There are a lot of illegal drugs trafficked through California. This is because it shares a border with Mexico, where many of the medicines this country sees are trafficked through.

In California, many people who buy fentanyl know what they are getting. They buy it as powder or tablets. Others end up taking it because it’s been added to another drug, such as cocaine, Oxycontin, or even club drugs like molly or Ecstacy.

Cartels add fentanyl to other drugs because it’s typically cheaper than other opioids. They usually add it to pills sold on the streets or the internet. Opioid users often aren’t aware that they’ve gotten the drug, and for less experienced users, it can be deadly. For those that live through the high, however, there’s a strong addiction that can come with it.

California’s Investing In Recovery

San Diego County’s Board of supervisors recently decided to run a pilot program meant to decriminalize and treat mental health disorders, addictions, and other social ills that put people at risk of incarceration. With a new focus on treating substance use disorders, more help may be available for people who struggle with addiction.

Fentanyl addiction isn’t a problem for people who find and can maintain sobriety in recovery. Substance use disorder is a public health challenge that needs all of our resources to solve.
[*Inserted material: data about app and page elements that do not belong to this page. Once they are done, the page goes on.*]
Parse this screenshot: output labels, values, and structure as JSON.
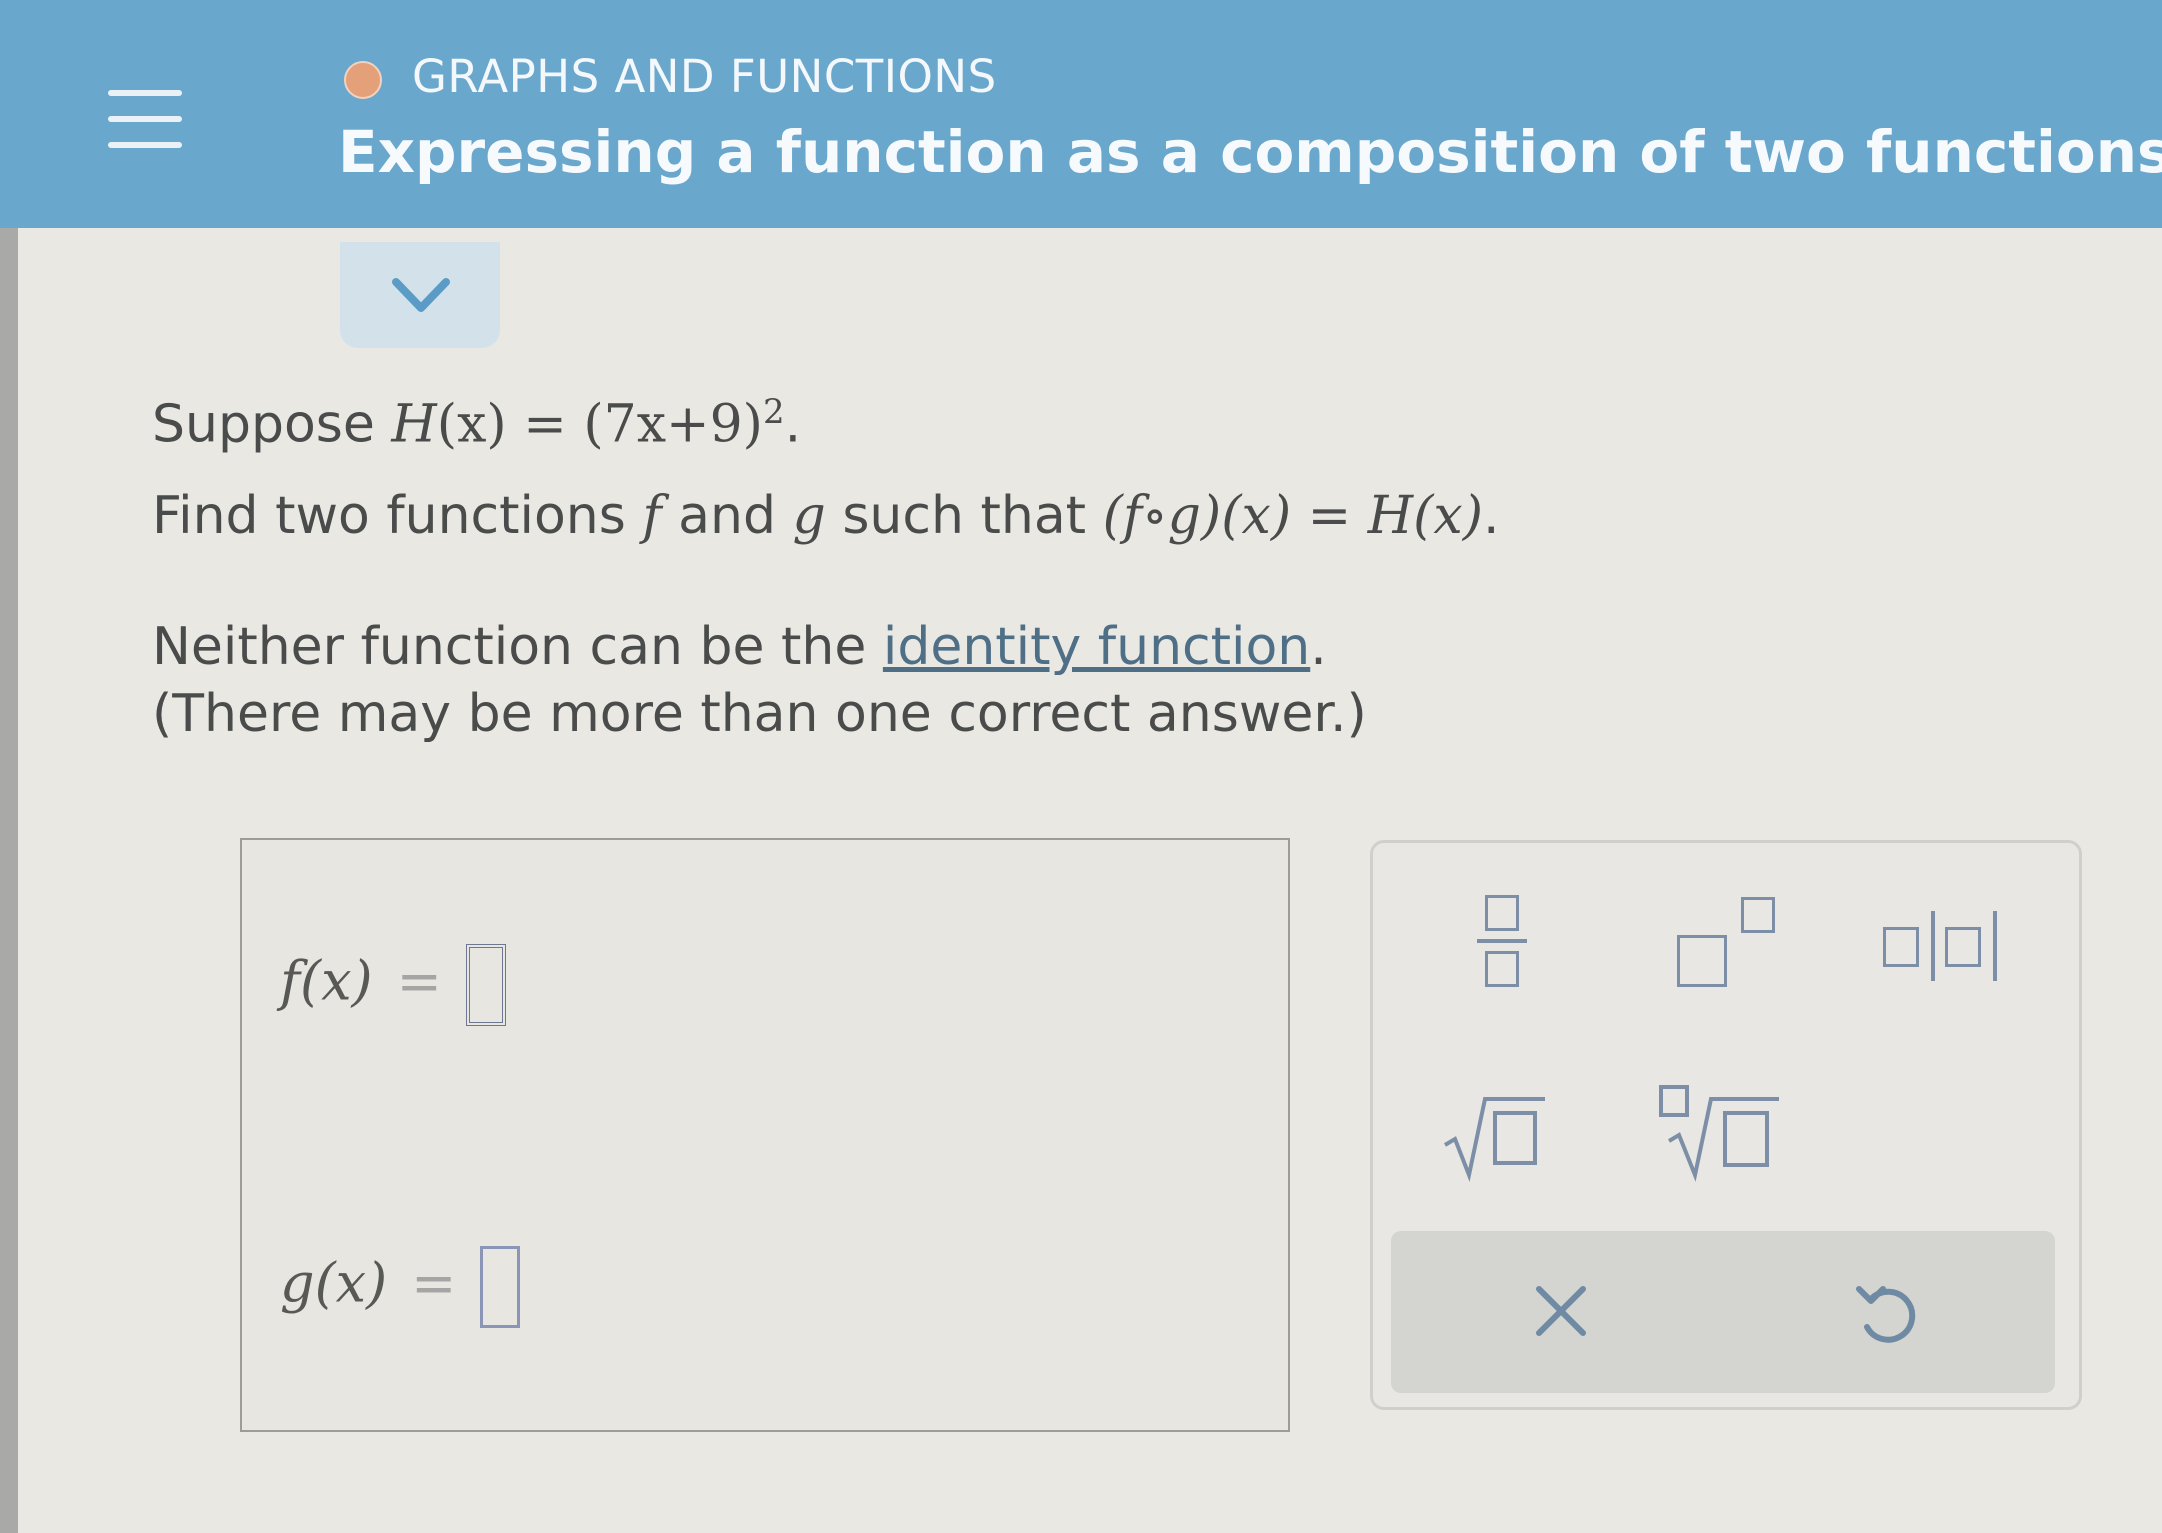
{
  "header": {
    "topic": "GRAPHS AND FUNCTIONS",
    "title": "Expressing a function as a composition of two functions"
  },
  "problem": {
    "suppose_word": "Suppose",
    "H_func": "H",
    "paren_x": "(x)",
    "equals": " = ",
    "expression": "(7x+9)",
    "exponent": "2",
    "period": ".",
    "find_text": "Find two functions ",
    "f_var": "f",
    "and_text": " and ",
    "g_var": "g",
    "such_text": " such that ",
    "composition": "(f∘g)(x) = H(x)",
    "neither_text": "Neither function can be the ",
    "identity_link": "identity function",
    "note_text": "(There may be more than one correct answer.)"
  },
  "answers": {
    "f_label": "f",
    "g_label": "g",
    "arg": "(x)",
    "eq": "=",
    "f_value": "",
    "g_value": ""
  },
  "palette": {
    "keys": [
      "fraction-icon",
      "power-icon",
      "absolute-value-icon",
      "sqrt-icon",
      "nth-root-icon"
    ],
    "actions": [
      "clear-icon",
      "undo-icon"
    ],
    "accent": "#7c8fa7"
  },
  "colors": {
    "header_bg": "#6aa7cc",
    "status_dot": "#e3a079",
    "link": "#4f6f87"
  }
}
The Society of Addiction Recovery Residences is an alliance of sober homes and addiction professionals. We help set the standards for sober living in California. To learn more about our organization or find a sober house, call us at 619-828-2001.